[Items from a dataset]
────────────────────────────────────────
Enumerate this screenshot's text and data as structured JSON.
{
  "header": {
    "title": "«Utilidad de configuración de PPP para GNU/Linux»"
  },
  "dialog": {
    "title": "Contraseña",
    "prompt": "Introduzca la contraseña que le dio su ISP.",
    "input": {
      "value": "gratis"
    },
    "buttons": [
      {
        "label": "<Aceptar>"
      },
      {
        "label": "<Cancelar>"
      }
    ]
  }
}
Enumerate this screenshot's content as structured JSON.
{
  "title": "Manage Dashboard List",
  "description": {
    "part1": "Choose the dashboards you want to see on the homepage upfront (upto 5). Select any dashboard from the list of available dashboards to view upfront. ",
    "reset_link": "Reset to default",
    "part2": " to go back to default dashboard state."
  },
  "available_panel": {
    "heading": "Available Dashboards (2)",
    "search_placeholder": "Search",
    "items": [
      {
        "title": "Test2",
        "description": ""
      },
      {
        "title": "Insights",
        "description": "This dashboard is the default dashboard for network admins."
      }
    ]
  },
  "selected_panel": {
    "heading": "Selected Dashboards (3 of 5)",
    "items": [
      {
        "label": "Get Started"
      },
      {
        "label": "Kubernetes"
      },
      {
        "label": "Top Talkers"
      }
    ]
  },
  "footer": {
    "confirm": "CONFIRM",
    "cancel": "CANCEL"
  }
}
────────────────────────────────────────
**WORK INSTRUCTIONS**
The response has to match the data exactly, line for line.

**WRITTEN SOLUTION**
Enumerate this screenshot's text and data as structured JSON.
{
  "header": {
    "title": "«Utilidad de configuración de PPP para GNU/Linux»"
  },
  "dialog": {
    "title": "Contraseña",
    "prompt": "Introduzca la contraseña que le dio su ISP.",
    "input": {
      "value": "gratis"
    },
    "buttons": [
      {
        "label": "<Aceptar>"
      },
      {
        "label": "<Cancelar>"
      }
    ]
  }
}
Enumerate this screenshot's content as structured JSON.
{
  "title": "Manage Dashboard List",
  "description": {
    "part1": "Choose the dashboards you want to see on the homepage upfront (upto 5). Select any dashboard from the list of available dashboards to view upfront. ",
    "reset_link": "Reset to default",
    "part2": " to go back to default dashboard state."
  },
  "available_panel": {
    "heading": "Available Dashboards (2)",
    "search_placeholder": "Search",
    "items": [
      {
        "title": "Test2",
        "description": ""
      },
      {
        "title": "Insights",
        "description": "This dashboard is the default dashboard for network admins."
      }
    ]
  },
  "selected_panel": {
    "heading": "Selected Dashboards (3 of 5)",
    "items": [
      {
        "label": "Get Started"
      },
      {
        "label": "Kubernetes"
      },
      {
        "label": "Top Talkers"
      }
    ]
  },
  "footer": {
    "confirm": "CONFIRM",
    "cancel": "CANCEL"
  }
}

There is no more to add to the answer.